### Work instruction:
Could you please repeat the entries below word for word, with the images left out?

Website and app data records

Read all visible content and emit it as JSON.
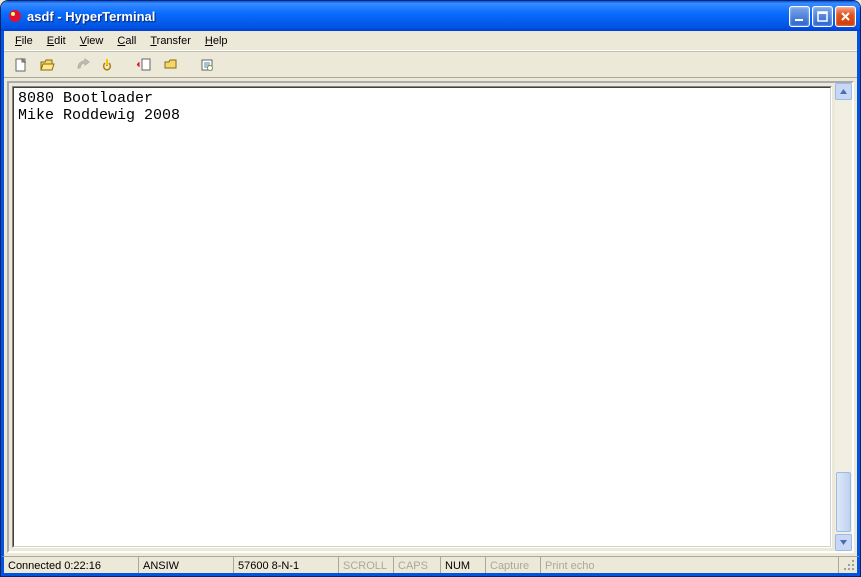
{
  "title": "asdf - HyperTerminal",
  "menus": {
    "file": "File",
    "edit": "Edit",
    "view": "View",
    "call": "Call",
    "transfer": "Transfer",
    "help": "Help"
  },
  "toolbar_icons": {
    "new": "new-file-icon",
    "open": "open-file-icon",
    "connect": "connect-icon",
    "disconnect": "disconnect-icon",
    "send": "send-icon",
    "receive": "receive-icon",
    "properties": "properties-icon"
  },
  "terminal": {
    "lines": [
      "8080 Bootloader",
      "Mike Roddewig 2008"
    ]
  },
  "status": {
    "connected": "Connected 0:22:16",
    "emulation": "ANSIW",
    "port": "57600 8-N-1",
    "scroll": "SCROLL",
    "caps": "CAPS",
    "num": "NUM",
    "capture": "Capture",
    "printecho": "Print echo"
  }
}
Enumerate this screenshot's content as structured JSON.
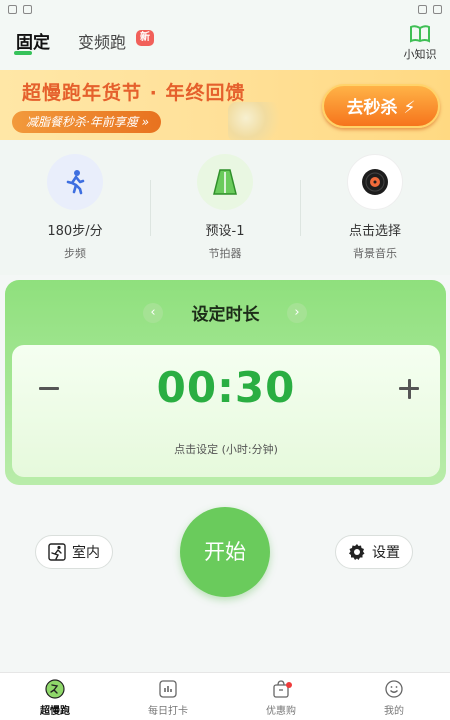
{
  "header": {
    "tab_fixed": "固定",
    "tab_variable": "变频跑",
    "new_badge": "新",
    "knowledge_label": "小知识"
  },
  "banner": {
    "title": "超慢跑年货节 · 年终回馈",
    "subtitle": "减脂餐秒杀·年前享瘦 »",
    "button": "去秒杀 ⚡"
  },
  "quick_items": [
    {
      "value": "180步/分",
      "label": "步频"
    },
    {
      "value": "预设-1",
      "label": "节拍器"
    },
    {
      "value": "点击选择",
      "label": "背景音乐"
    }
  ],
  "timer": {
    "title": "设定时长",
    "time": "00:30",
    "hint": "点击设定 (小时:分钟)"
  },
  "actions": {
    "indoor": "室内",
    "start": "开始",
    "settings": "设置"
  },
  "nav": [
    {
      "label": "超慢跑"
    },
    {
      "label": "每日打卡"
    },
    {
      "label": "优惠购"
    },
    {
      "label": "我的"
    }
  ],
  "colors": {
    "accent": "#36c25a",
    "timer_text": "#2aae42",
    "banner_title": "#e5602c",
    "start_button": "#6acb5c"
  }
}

### Solution to this task:
Read all visible content and emit it as JSON.
{
  "title": "asdf - HyperTerminal",
  "menus": {
    "file": "File",
    "edit": "Edit",
    "view": "View",
    "call": "Call",
    "transfer": "Transfer",
    "help": "Help"
  },
  "toolbar_icons": {
    "new": "new-file-icon",
    "open": "open-file-icon",
    "connect": "connect-icon",
    "disconnect": "disconnect-icon",
    "send": "send-icon",
    "receive": "receive-icon",
    "properties": "properties-icon"
  },
  "terminal": {
    "lines": [
      "8080 Bootloader",
      "Mike Roddewig 2008"
    ]
  },
  "status": {
    "connected": "Connected 0:22:16",
    "emulation": "ANSIW",
    "port": "57600 8-N-1",
    "scroll": "SCROLL",
    "caps": "CAPS",
    "num": "NUM",
    "capture": "Capture",
    "printecho": "Print echo"
  }
}
Enumerate this screenshot's content as structured JSON.
{
  "header": {
    "tab_fixed": "固定",
    "tab_variable": "变频跑",
    "new_badge": "新",
    "knowledge_label": "小知识"
  },
  "banner": {
    "title": "超慢跑年货节 · 年终回馈",
    "subtitle": "减脂餐秒杀·年前享瘦 »",
    "button": "去秒杀 ⚡"
  },
  "quick_items": [
    {
      "value": "180步/分",
      "label": "步频"
    },
    {
      "value": "预设-1",
      "label": "节拍器"
    },
    {
      "value": "点击选择",
      "label": "背景音乐"
    }
  ],
  "timer": {
    "title": "设定时长",
    "time": "00:30",
    "hint": "点击设定 (小时:分钟)"
  },
  "actions": {
    "indoor": "室内",
    "start": "开始",
    "settings": "设置"
  },
  "nav": [
    {
      "label": "超慢跑"
    },
    {
      "label": "每日打卡"
    },
    {
      "label": "优惠购"
    },
    {
      "label": "我的"
    }
  ],
  "colors": {
    "accent": "#36c25a",
    "timer_text": "#2aae42",
    "banner_title": "#e5602c",
    "start_button": "#6acb5c"
  }
}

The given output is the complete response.